hand and arranged on rows of clean paper trays next to the vines, where
they will dry naturally in the sun for about 2-3 weeks. Thompson seedless grapes
are usually used to make raisins. These are called seedless raisins and can
be golden or dark purple-brown. Golden raisins are generally plumper and
moister than dark raisins. There are also some exquisite seeded raisins
such as Muscat and Malaga. If you are fortunate enough to find richly
flavored Malaga raisins from Spain, which are dried by the bunch, enjoy
the crunchy seeds rather than trying to seed them.
Keep raisins tightly sealed at room
temperature up to 4 months, or refrigerated or frozen up to 1 year.
To re-plump raisins, pour boiling water over the raisins in a bowl and
let soak for 5 minutes. Or place them in a microwaveable dish and
sprinkle with about 2 teaspoons water per cup of raisins. Cover with
plastic wrap, prick the plastic in a few spots for ventilation, and
microwave on high power 30 to 45 seconds. Let stand and covered for 1 to
2 minutes. You can also soak raisins in flavored liquids such as liquor,
liqueur, or fruit juice overnight or longer. Use a liquid that
complements the flavors in your recipe.
To un-stick those raisins that have clumped
together, run them under hot water in a sieve. Pat dry if necessary. Or
microwave them on medium power for 40 to 60 seconds, checking every 10
seconds. To chop sticky raisins, coat your knife blade with nonstick
cooking spray. Freezing raisins to keep them from sticking to the knife
and cutting board during chopping. This will help to save on chopping
time. Better yet, replace any chopped raisins in your recipe with an
equal amount of dried currants, which taste and look like raisins but
are much smaller and require no chopping.
Raisins contain nonheme iron, which is a
more difficult form of iron for the body to absorb. For maximum iron
absorption, pair raisins with a food that's high in vitamin C, such as
citrus, berries, cantaloupe, tomatoes, cabbage or peppers.
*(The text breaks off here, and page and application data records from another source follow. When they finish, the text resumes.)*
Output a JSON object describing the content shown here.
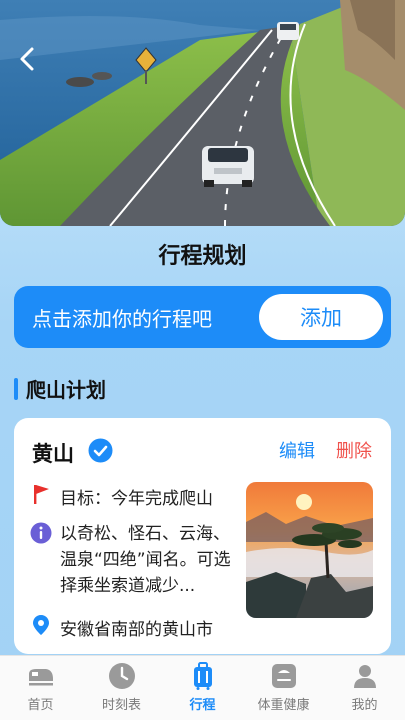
{
  "page": {
    "title": "行程规划"
  },
  "banner": {
    "prompt": "点击添加你的行程吧",
    "add_label": "添加"
  },
  "section": {
    "title": "爬山计划"
  },
  "trip_card": {
    "name": "黄山",
    "edit_label": "编辑",
    "delete_label": "删除",
    "goal": "目标：今年完成爬山",
    "description": "以奇松、怪石、云海、温泉“四绝”闻名。可选择乘坐索道减少...",
    "location": "安徽省南部的黄山市"
  },
  "bottom_nav": {
    "items": [
      {
        "label": "首页",
        "icon": "train-icon",
        "active": false
      },
      {
        "label": "时刻表",
        "icon": "clock-icon",
        "active": false
      },
      {
        "label": "行程",
        "icon": "luggage-icon",
        "active": true
      },
      {
        "label": "体重健康",
        "icon": "scale-icon",
        "active": false
      },
      {
        "label": "我的",
        "icon": "user-icon",
        "active": false
      }
    ]
  },
  "colors": {
    "accent": "#1d8cf8",
    "danger": "#f0524c",
    "background": "#a7d5f6"
  }
}
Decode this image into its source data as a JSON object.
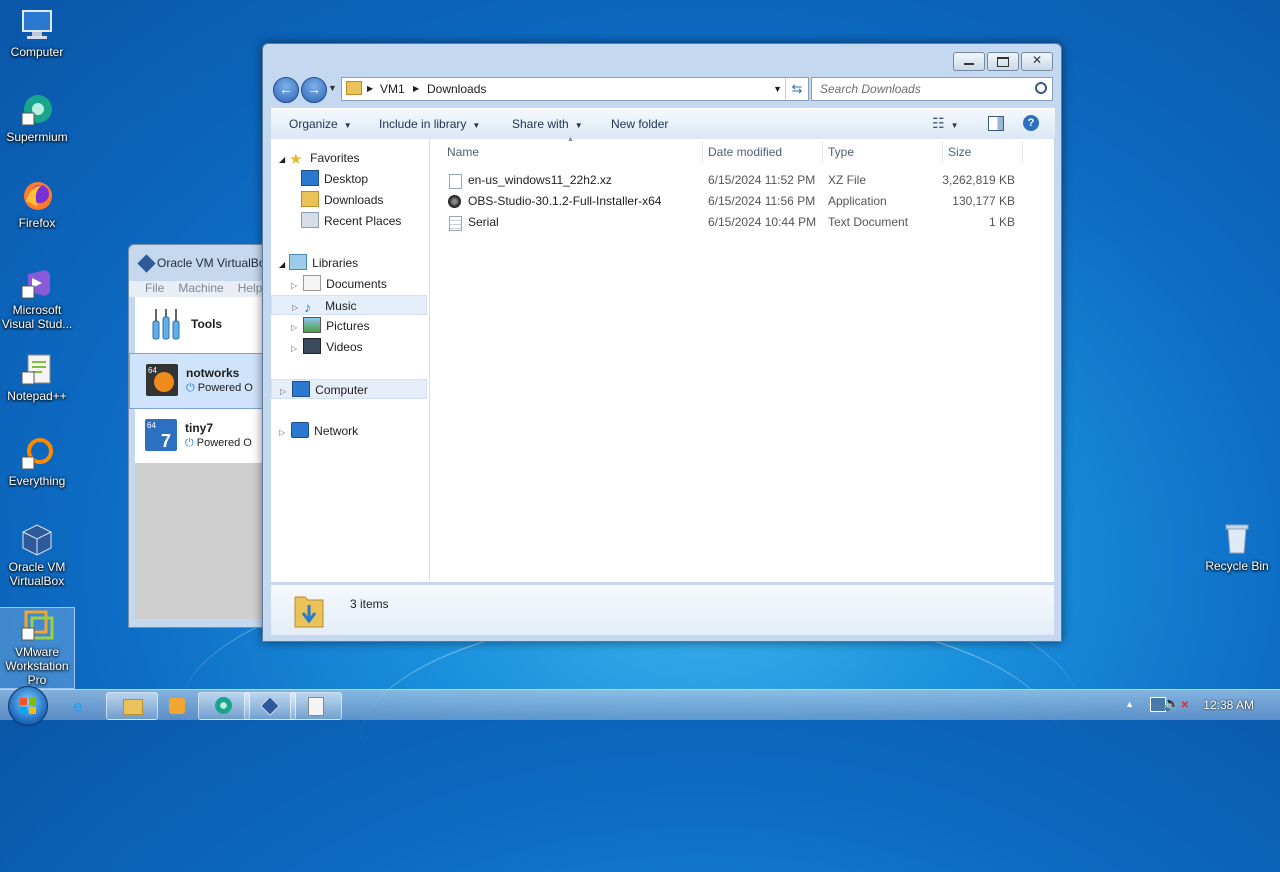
{
  "desktop": {
    "icons": [
      {
        "label": "Computer"
      },
      {
        "label": "Supermium"
      },
      {
        "label": "Firefox"
      },
      {
        "label": "Microsoft Visual Stud..."
      },
      {
        "label": "Notepad++"
      },
      {
        "label": "Everything"
      },
      {
        "label": "Oracle VM VirtualBox"
      },
      {
        "label": "VMware Workstation Pro"
      },
      {
        "label": "Recycle Bin"
      }
    ]
  },
  "virtualbox": {
    "title": "Oracle VM VirtualBo",
    "menu": [
      "File",
      "Machine",
      "Help"
    ],
    "items": [
      {
        "name": "Tools",
        "status": ""
      },
      {
        "name": "notworks",
        "status": "Powered O"
      },
      {
        "name": "tiny7",
        "status": "Powered O"
      }
    ]
  },
  "explorer": {
    "address": [
      "VM1",
      "Downloads"
    ],
    "search_placeholder": "Search Downloads",
    "toolbar": {
      "organize": "Organize",
      "include": "Include in library",
      "share": "Share with",
      "new_folder": "New folder"
    },
    "nav": {
      "favorites": "Favorites",
      "desktop": "Desktop",
      "downloads": "Downloads",
      "recent": "Recent Places",
      "libraries": "Libraries",
      "documents": "Documents",
      "music": "Music",
      "pictures": "Pictures",
      "videos": "Videos",
      "computer": "Computer",
      "network": "Network"
    },
    "columns": {
      "name": "Name",
      "date": "Date modified",
      "type": "Type",
      "size": "Size"
    },
    "files": [
      {
        "name": "en-us_windows11_22h2.xz",
        "date": "6/15/2024 11:52 PM",
        "type": "XZ File",
        "size": "3,262,819 KB",
        "icon": "file-icon"
      },
      {
        "name": "OBS-Studio-30.1.2-Full-Installer-x64",
        "date": "6/15/2024 11:56 PM",
        "type": "Application",
        "size": "130,177 KB",
        "icon": "obs-icon"
      },
      {
        "name": "Serial",
        "date": "6/15/2024 10:44 PM",
        "type": "Text Document",
        "size": "1 KB",
        "icon": "text-file-icon"
      }
    ],
    "status": "3 items"
  },
  "taskbar": {
    "clock": "12:38 AM"
  }
}
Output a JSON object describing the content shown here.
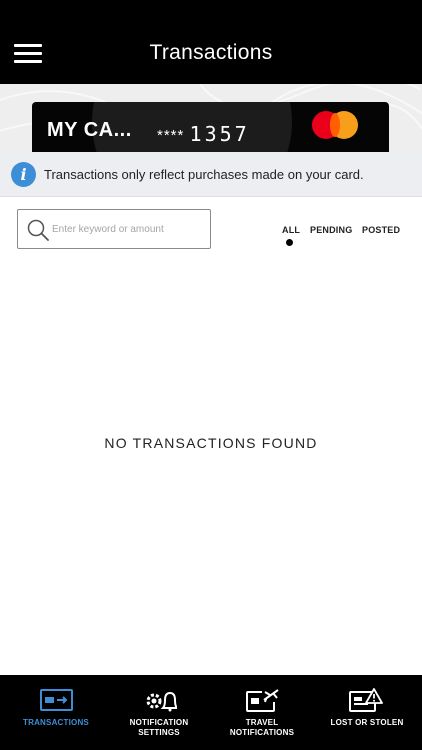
{
  "header": {
    "title": "Transactions",
    "menu_icon": "hamburger-menu-icon"
  },
  "card": {
    "name": "MY CA...",
    "mask": "****",
    "last_four": "1357",
    "brand_icon": "mastercard-logo"
  },
  "info": {
    "icon": "info-icon",
    "text": "Transactions only reflect purchases made on your card.",
    "accent_color": "#3c8fd6"
  },
  "search": {
    "placeholder": "Enter keyword or amount",
    "value": ""
  },
  "filters": {
    "items": [
      "ALL",
      "PENDING",
      "POSTED"
    ],
    "selected": "ALL"
  },
  "empty_state": {
    "message": "NO TRANSACTIONS FOUND"
  },
  "bottom_nav": {
    "items": [
      {
        "label": "TRANSACTIONS",
        "icon": "card-transfer-icon",
        "active": true
      },
      {
        "label_line1": "NOTIFICATION",
        "label_line2": "SETTINGS",
        "icon": "gear-bell-icon",
        "active": false
      },
      {
        "label_line1": "TRAVEL",
        "label_line2": "NOTIFICATIONS",
        "icon": "card-airplane-icon",
        "active": false
      },
      {
        "label": "LOST OR STOLEN",
        "icon": "card-warning-icon",
        "active": false
      }
    ],
    "active_color": "#3c8fd6"
  }
}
Fascinating Fact : A raisin dropped
in a glass of fresh champagne will bounce up and down continually from
the bottom of the glass to the top and down again.